With the Thanksgiving holiday right around the corner, it’s time for American families to take the time to express gratitude for the important things in their lives. But as W.S. Merwin’s poem "Thanks" explores, we’re saying “thank you,” even in the face of hardship, many times every day.
Presidential Inaugural Poet Richard Blanco joined Boston Public Radio to talk about Merwin’s poem for the latest edition of Village Voice.
He said the poem "Thanks" investigates the role of gratitude in the face of tragedy. Blanco says it heightens those same feelings during fairer weather.

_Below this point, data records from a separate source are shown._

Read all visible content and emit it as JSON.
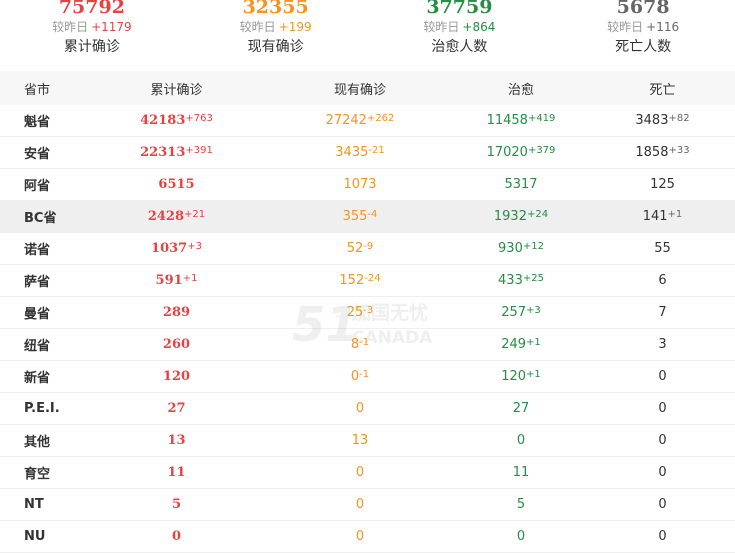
{
  "summary": [
    {
      "value": "75792",
      "diff_label": "较昨日",
      "diff": "+1179",
      "label": "累计确诊",
      "color": "#e84141"
    },
    {
      "value": "32355",
      "diff_label": "较昨日",
      "diff": "+199",
      "label": "现有确诊",
      "color": "#f7931e"
    },
    {
      "value": "37759",
      "diff_label": "较昨日",
      "diff": "+864",
      "label": "治愈人数",
      "color": "#268d42"
    },
    {
      "value": "5678",
      "diff_label": "较昨日",
      "diff": "+116",
      "label": "死亡人数",
      "color": "#666666"
    }
  ],
  "table": {
    "headers": [
      "省市",
      "累计确诊",
      "现有确诊",
      "治愈",
      "死亡"
    ],
    "rows": [
      {
        "province": "魁省",
        "total": "42183",
        "total_d": "+763",
        "current": "27242",
        "current_d": "+262",
        "cured": "11458",
        "cured_d": "+419",
        "dead": "3483",
        "dead_d": "+82"
      },
      {
        "province": "安省",
        "total": "22313",
        "total_d": "+391",
        "current": "3435",
        "current_d": "-21",
        "cured": "17020",
        "cured_d": "+379",
        "dead": "1858",
        "dead_d": "+33"
      },
      {
        "province": "阿省",
        "total": "6515",
        "total_d": "",
        "current": "1073",
        "current_d": "",
        "cured": "5317",
        "cured_d": "",
        "dead": "125",
        "dead_d": ""
      },
      {
        "province": "BC省",
        "total": "2428",
        "total_d": "+21",
        "current": "355",
        "current_d": "-4",
        "cured": "1932",
        "cured_d": "+24",
        "dead": "141",
        "dead_d": "+1"
      },
      {
        "province": "诺省",
        "total": "1037",
        "total_d": "+3",
        "current": "52",
        "current_d": "-9",
        "cured": "930",
        "cured_d": "+12",
        "dead": "55",
        "dead_d": ""
      },
      {
        "province": "萨省",
        "total": "591",
        "total_d": "+1",
        "current": "152",
        "current_d": "-24",
        "cured": "433",
        "cured_d": "+25",
        "dead": "6",
        "dead_d": ""
      },
      {
        "province": "曼省",
        "total": "289",
        "total_d": "",
        "current": "25",
        "current_d": "-3",
        "cured": "257",
        "cured_d": "+3",
        "dead": "7",
        "dead_d": ""
      },
      {
        "province": "纽省",
        "total": "260",
        "total_d": "",
        "current": "8",
        "current_d": "-1",
        "cured": "249",
        "cured_d": "+1",
        "dead": "3",
        "dead_d": ""
      },
      {
        "province": "新省",
        "total": "120",
        "total_d": "",
        "current": "0",
        "current_d": "-1",
        "cured": "120",
        "cured_d": "+1",
        "dead": "0",
        "dead_d": ""
      },
      {
        "province": "P.E.I.",
        "total": "27",
        "total_d": "",
        "current": "0",
        "current_d": "",
        "cured": "27",
        "cured_d": "",
        "dead": "0",
        "dead_d": ""
      },
      {
        "province": "其他",
        "total": "13",
        "total_d": "",
        "current": "13",
        "current_d": "",
        "cured": "0",
        "cured_d": "",
        "dead": "0",
        "dead_d": ""
      },
      {
        "province": "育空",
        "total": "11",
        "total_d": "",
        "current": "0",
        "current_d": "",
        "cured": "11",
        "cured_d": "",
        "dead": "0",
        "dead_d": ""
      },
      {
        "province": "NT",
        "total": "5",
        "total_d": "",
        "current": "0",
        "current_d": "",
        "cured": "5",
        "cured_d": "",
        "dead": "0",
        "dead_d": ""
      },
      {
        "province": "NU",
        "total": "0",
        "total_d": "",
        "current": "0",
        "current_d": "",
        "cured": "0",
        "cured_d": "",
        "dead": "0",
        "dead_d": ""
      }
    ],
    "highlight_row": "BC省"
  },
  "watermark": {
    "brand": "51",
    "cn": "加国无忧",
    "en": "CANADA"
  }
}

He commented on the intentional ambiguity of the object of the “thank yous” being said in the poem, saying it allows the reader to consider who is deserving of thanks — is it God? Is it ourselves? Our support networks?
For Blanco, the poem also contains a sarcastic underbelly. He said that humans say “thank you” despite injustice and tragedy, possibly keeping us passive and complacent when we could be taking action.
Blanco and Merwin invite readers to dig deep into their feelings of gratitude, to lean into them and to question them, and to channel them toward building a more just world.
W. S. Merwin, 1927
with the night falling we are saying thank you
we are stopping on the bridges to bow from the railings
we are running out of the glass rooms
with our mouths full of food to look at the sky
and say thank you
we are standing by the water thanking it
smiling by the windows looking out
in our directions
back from a series of hospitals back from a mugging
after funerals we are saying thank you
after the news of the dead
whether or not we knew them we are saying thank you
over telephones we are saying thank you
in doorways and in the backs of cars and in elevators
remembering wars and the police at the door
and the beatings on stairs we are saying thank you
in the banks we are saying thank you
in the faces of the officials and the rich
and of all who will never change
we go on saying thank you thank you
with the animals dying around us
our lost feelings we are saying thank you
with the forests falling faster than the minutes
of our lives we are saying thank you
with the words going out like cells of a brain
with the cities growing over us
we are saying thank you faster and faster
with nobody listening we are saying thank you
we are saying thank you and waving
dark though it is
Richard Blanco joins us twice a month for Village Voice. He’s a Presidential Inaugural Poet and a professor at Florida International University teaching poetry. His latest project is the fine press book "Boundaries," a collaboration with photographer Jacob Hessler.